  14. And the thread the Wayback link was in: http://www.mailleartisans.org/board/viewtopic.php?t=19447 IMHO, we should gank a copy each of Butted Mail for both TRL and M.A.I.L.

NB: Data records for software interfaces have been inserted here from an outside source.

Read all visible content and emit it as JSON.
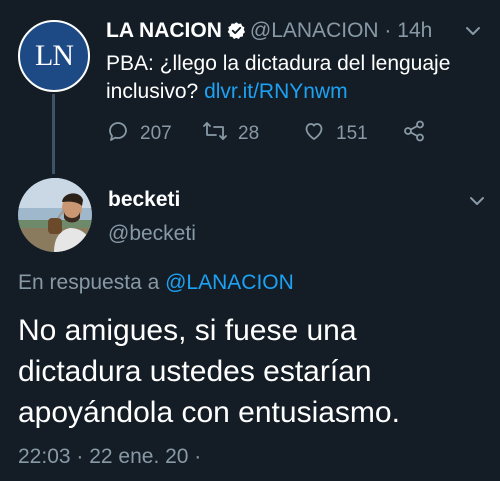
{
  "tweet1": {
    "avatar_text": "LN",
    "name": "LA NACION",
    "handle": "@LANACION",
    "separator": "·",
    "time": "14h",
    "text": "PBA: ¿llego la dictadura del lenguaje inclusivo?",
    "link": "dlvr.it/RNYnwm",
    "actions": {
      "replies": "207",
      "retweets": "28",
      "likes": "151"
    }
  },
  "tweet2": {
    "name": "becketi",
    "handle": "@becketi",
    "reply_prefix": "En respuesta a",
    "reply_handle": "@LANACION",
    "text": "No amigues, si fuese una dictadura ustedes estarían apoyándola con entusiasmo.",
    "timestamp": "22:03 · 22 ene. 20 ·"
  },
  "colors": {
    "background": "#141d26",
    "text": "#ffffff",
    "muted": "#8899a6",
    "link": "#1da1f2",
    "avatar_blue": "#1d4a85"
  },
  "icons": [
    "verified-icon",
    "chevron-down-icon",
    "reply-icon",
    "retweet-icon",
    "like-icon",
    "share-icon"
  ]
}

  15. Said apparatus: http://www.mailleartisans.org/gallery/gallerydisplay.php?key=900 Your boy shows the building of a shirt by the "barrel and straps" method. It's okay, allowing a few mods in, but not state of the art as the Trevor Barker tute was. Were I to build kneelength hauberk skirts -- length and comprehensiveness make a hauberk -- I would include gores made as triangular expansion arrays to close the skirt-split front and rear. Many present-day 'berks err on this detail, producing not the proper, more protective, slit but an inverted-V gapping front and back in the skirts. Not good armour making: fill those in. The "triangular expansion array" is also found in Trevor Barker, and requires no too-clever-by-half fancy 45-degee join to zip it into the mailshirt -- just standard E4-1 weaving. All the clever doings go on in its interior. With these done, incorporating them into the shirt anywhere needed is just the work of a few moments, comparatively. Web Archive Wayback Machine link to Butted Mail: A Mailmakers' Guide: https://web.archive.org/web/20160508055350/http://homepage.ntlworld.com/trevor.barker/farisles/guilds/armour/mail.htm